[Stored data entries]
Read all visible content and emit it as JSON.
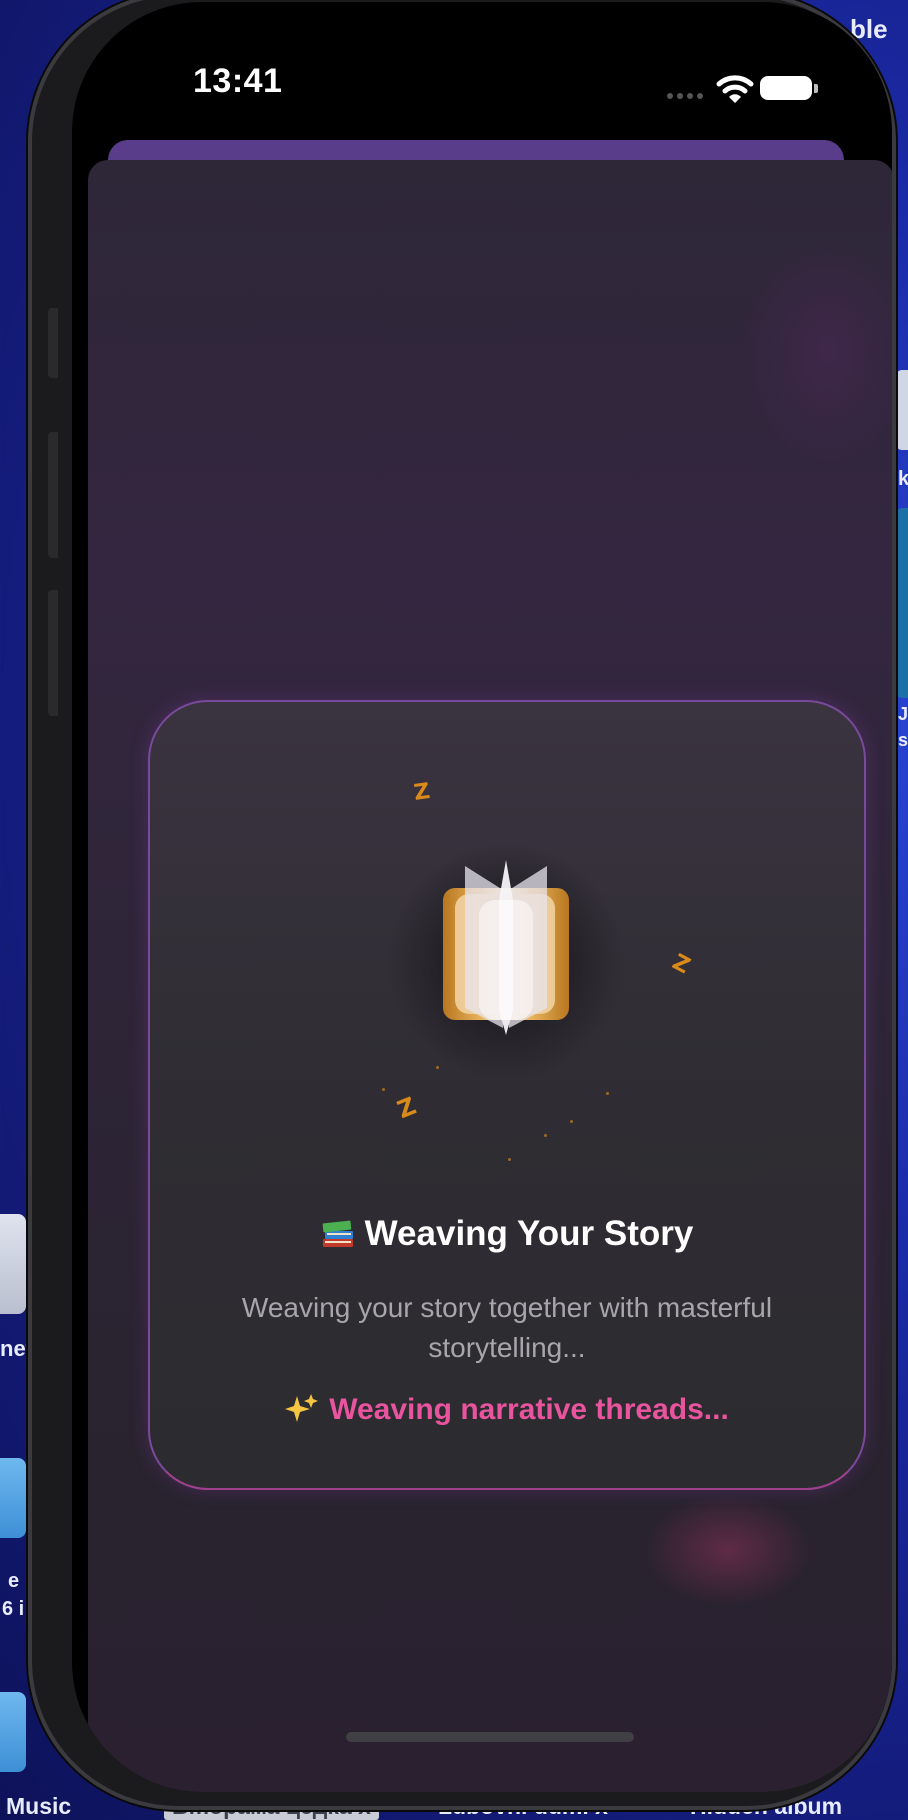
{
  "desktop": {
    "top_right_fragment": "ble",
    "left_fragments": [
      "net",
      "e",
      "6 i"
    ],
    "right_fragments": [
      "k",
      "J",
      "s"
    ],
    "bottom_labels": [
      "Music",
      "Вmopaма цедка х",
      "Lubovni dumi x",
      "Hidden album"
    ]
  },
  "status_bar": {
    "time": "13:41",
    "wifi_icon": "wifi-icon",
    "battery_icon": "battery-icon"
  },
  "loading_card": {
    "title_icon": "📚",
    "title": "Weaving Your Story",
    "subtitle": "Weaving your story together with masterful storytelling...",
    "status_icon": "✨",
    "status": "Weaving narrative threads...",
    "sleep_marks": [
      "Z",
      "Z",
      "Z"
    ]
  },
  "colors": {
    "accent": "#e8549d",
    "book_glow": "#d98a1a",
    "card_border": "#7a4a9a"
  }
}
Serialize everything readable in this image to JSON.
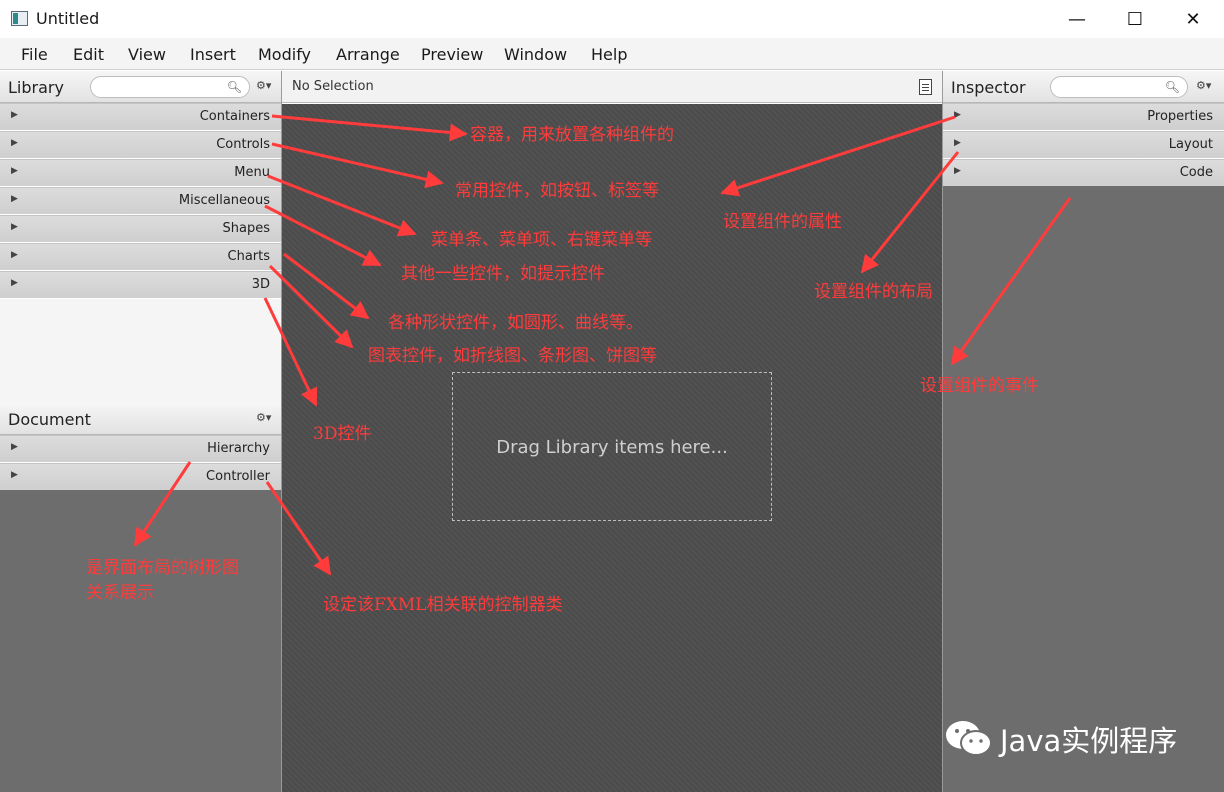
{
  "window": {
    "title": "Untitled",
    "controls": {
      "minimize": "—",
      "maximize": "☐",
      "close": "✕"
    }
  },
  "menubar": [
    {
      "label": "File"
    },
    {
      "label": "Edit"
    },
    {
      "label": "View"
    },
    {
      "label": "Insert"
    },
    {
      "label": "Modify"
    },
    {
      "label": "Arrange"
    },
    {
      "label": "Preview"
    },
    {
      "label": "Window"
    },
    {
      "label": "Help"
    }
  ],
  "library": {
    "title": "Library",
    "search_value": "",
    "sections": [
      "Containers",
      "Controls",
      "Menu",
      "Miscellaneous",
      "Shapes",
      "Charts",
      "3D"
    ]
  },
  "document": {
    "title": "Document",
    "sections": [
      "Hierarchy",
      "Controller"
    ]
  },
  "canvas": {
    "selection": "No Selection",
    "drop_hint": "Drag Library items here..."
  },
  "inspector": {
    "title": "Inspector",
    "search_value": "",
    "sections": [
      "Properties",
      "Layout",
      "Code"
    ]
  },
  "annotations": [
    {
      "id": "containers",
      "text": "容器，用来放置各种组件的"
    },
    {
      "id": "controls",
      "text": "常用控件，如按钮、标签等"
    },
    {
      "id": "menu",
      "text": "菜单条、菜单项、右键菜单等"
    },
    {
      "id": "misc",
      "text": "其他一些控件，如提示控件"
    },
    {
      "id": "shapes",
      "text": "各种形状控件，如圆形、曲线等。"
    },
    {
      "id": "charts",
      "text": "图表控件，如折线图、条形图、饼图等"
    },
    {
      "id": "3d",
      "text": "3D控件"
    },
    {
      "id": "hierarchy-1",
      "text": "是界面布局的树形图"
    },
    {
      "id": "hierarchy-2",
      "text": "关系展示"
    },
    {
      "id": "controller",
      "text": "设定该FXML相关联的控制器类"
    },
    {
      "id": "properties",
      "text": "设置组件的属性"
    },
    {
      "id": "layout",
      "text": "设置组件的布局"
    },
    {
      "id": "code",
      "text": "设置组件的事件"
    }
  ],
  "watermark": {
    "text": "Java实例程序"
  },
  "colors": {
    "annotation": "#ff3b3b",
    "canvas": "#4b4b4b",
    "panel_dark": "#6d6d6d"
  }
}
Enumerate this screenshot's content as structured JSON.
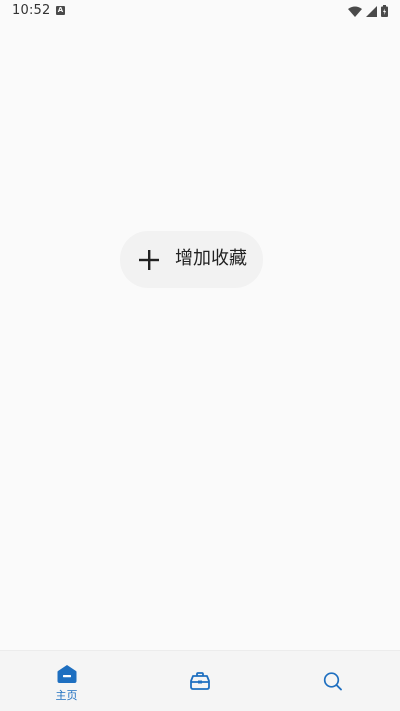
{
  "status_bar": {
    "time": "10:52",
    "notification_icon": "a-letter-icon",
    "right_icons": [
      "wifi-icon",
      "signal-icon",
      "battery-icon"
    ]
  },
  "main": {
    "add_favorite_label": "增加收藏",
    "add_favorite_icon": "plus-icon"
  },
  "bottom_nav": {
    "items": [
      {
        "label": "主页",
        "icon": "home-icon",
        "active": true
      },
      {
        "label": "",
        "icon": "toolbox-icon",
        "active": false
      },
      {
        "label": "",
        "icon": "search-icon",
        "active": false
      }
    ]
  },
  "colors": {
    "accent": "#1e6fc0",
    "background": "#fafafa",
    "pill_background": "#f2f2f2",
    "nav_background": "#f5f5f5"
  }
}
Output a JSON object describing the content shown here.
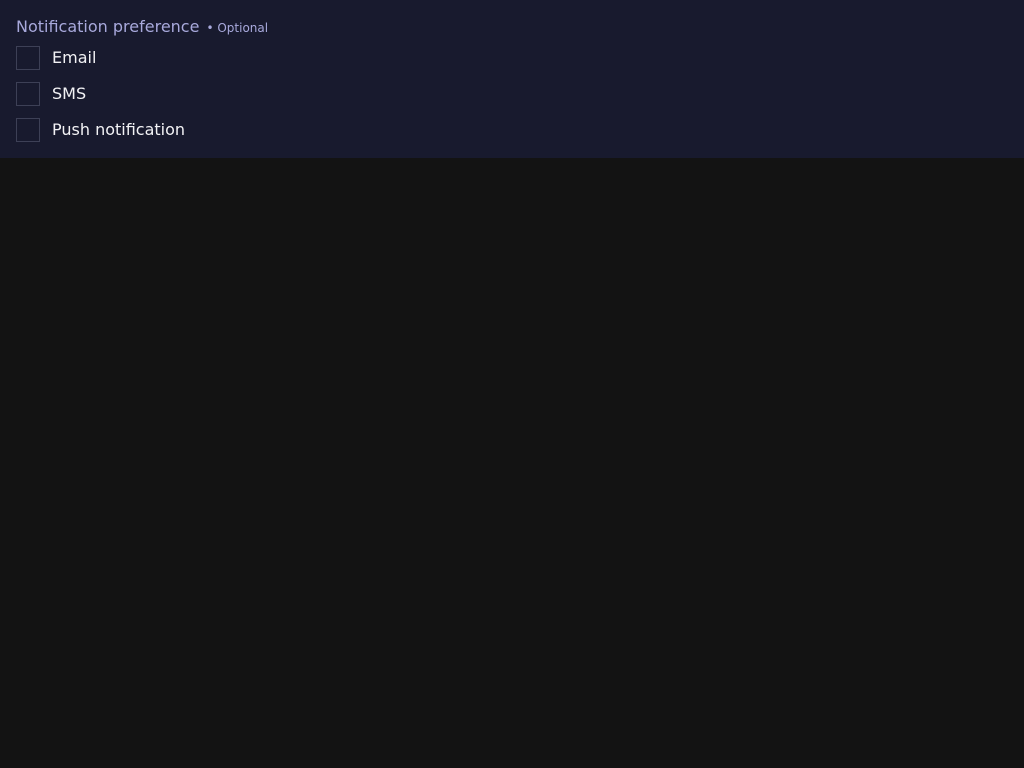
{
  "form": {
    "legend": "Notification preference",
    "optional_label": "• Optional",
    "options": [
      {
        "label": "Email",
        "checked": false
      },
      {
        "label": "SMS",
        "checked": false
      },
      {
        "label": "Push notification",
        "checked": false
      }
    ]
  },
  "colors": {
    "page_background": "#131313",
    "panel_background": "#181a2e",
    "legend_text": "#a8a9dc",
    "option_text": "#f2f2f5",
    "checkbox_border": "#3d4056"
  }
}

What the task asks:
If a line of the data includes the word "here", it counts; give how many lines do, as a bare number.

Task result:
2